But when Park’s demise resulted in denial of all that she had achieved as president, the comfort women agreement her government reached with Japan in December 2015 became an easy target for attacking the regime. The once domestic affair began to take on an international dimension.

The Japanese government and public, in general, stayed calm as the comfort women issue again returned to the realm of presidential election campaign debates. But when a new statue of a comfort woman was erected in front of the Japanese consulate in Busan in response to growing South Korean popular emotion, the Japanese government took countermeasures including recalling the Japanese Ambassador to South Korea, Yasumasa Nagamine, from Seoul on Jan. 9, 2017.

Reactions from the Japanese media to the government’s response have either been open support or tacit approval, with very little objection. But this is a situation that requires sober thinking.

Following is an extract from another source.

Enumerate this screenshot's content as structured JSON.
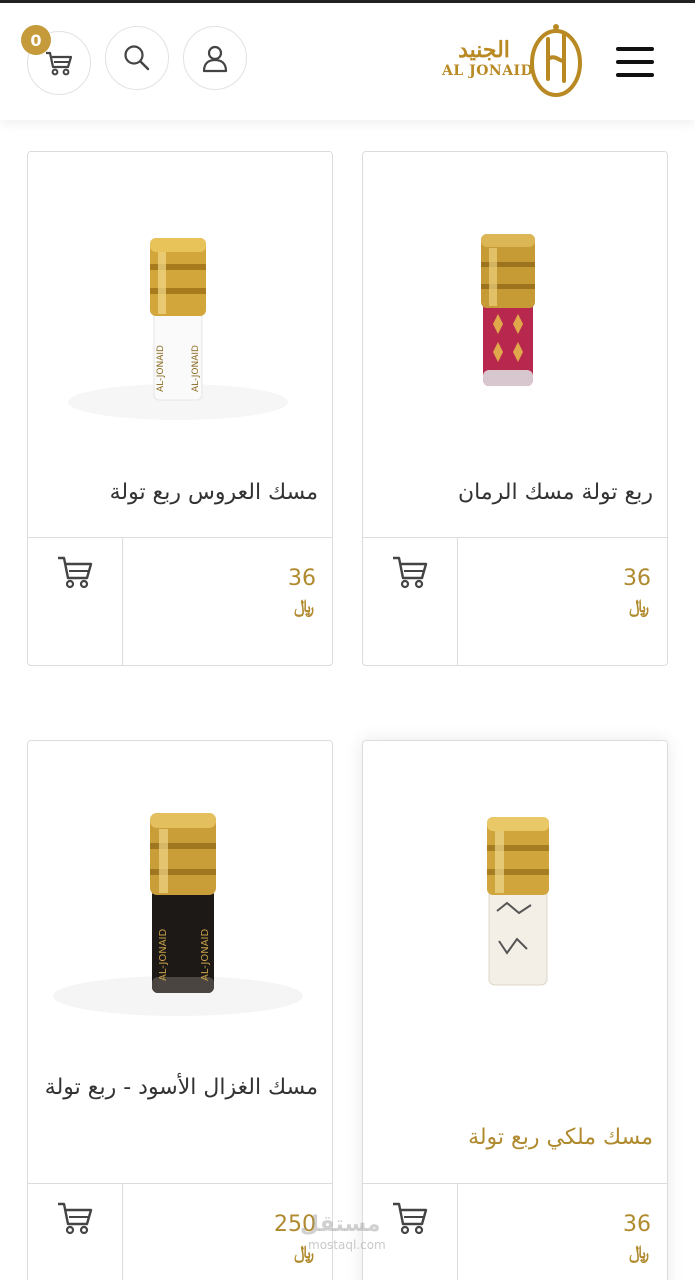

On the Japanese side, there is a legitimate expectation that the agreement reached in December 2015 — after much difficulty and comprise from both sides — should be respected by both Seoul and Tokyo. At the same time, Japan must recognize that the agreement is not an end-point but a starting point. There must not be any illusion that the agreement can alter Japan’s fundamental position as perpetrator or that Japan would be free to forget this episode of its history.

In that context, the Japanese government should reaffirm the best part of Prime Minister Shinzo Abe’s August 2015 statement to mark the 70th anniversary of the end of World War II. Namely, that: "We must not let our… [future] generations… be predestined to apologize. Still, even so, we Japanese, across generations must squarely face the history of the past. We have the responsibility to inherit the past, in all humbleness, and pass it on to the future."

This statement requires Japanese remembrance and humility after actions were taken based on the December 2015 agreement.

The erection of the comfort woman statue is a relatively minor issue in the "peace and dignity" of a foreign mission’s working environment under Article 22 of the 1961 Vienna Convention on Diplomatic Relations. Yet it has now been inflated to a significant issue of popular and national emotion. In this period of political turmoil, the South Korean government does not seem to have the managerial capacity to implement their commitment to preserve the Japanese mission’s "peace and dignity." There does not seem to be any way out at this point.

Throughout this difficult situation, Ambassador Nagamine has remained in Japan after Abe recalled him. The Ambassador’s presence in Seoul and the full-scale and careful activities of the Japanese Embassy at such a time of political crisis should be the first measure to minimize any future damage between the two countries. The Abe government should find an appropriate occasion to send Nagamine back to his mission.

On the South Korean side, the next president — now likely to come from an opposition party — should respect the agreement Park made in December 2015. It is going to become critically important that international opinion sides with this view.

There are already some encouraging reports from South Korea, heralding voices of reason. On 13 January, Foreign Minister Yun Byung-se stated at a parliamentary hearing that, "In the international community, it is generally considered undesirable to establish certain facilities or statues in front of diplomatic and consulate offices…Our government is not against the installment of a girl statue…but I think we need to pool our wisdom on the issue of location."

On Jan. 25, the Seoul Eastern District Court served a "not guilty" verdict to Professor Park Yu-ha of Sejong University in a criminal case of defamation against former comfort women for her book "Comfort Women of the Empire." But the prosecution appealed the case to a higher court the next day. In Japan, there was unanimous support for this verdict. The Asahi Shimbun and Sankei Shimbun newspapers, which are usually divided on the comfort women issue, both praised the verdict.

Following her verdict, Park Yu-ha remarked that: "Japan–Korea relations around comfort women are at their nadir today…from autumn last year many problems related to the government or universities have been revealed that require change. My tribunal might become a symbolic incident for this change in South Korea. If that comes true I will cherish this sign and let it transform into a wider torrent of change in our society."

Let us hope so.

The News Lens has been authorized to republish this article from East Asia Forum. East Asia Forum is a platform for analysis and research on politics, economics, business, law, security, international relations and society relevant to public policy, centred on the Asia Pacific region.

TNL Editor: Edward White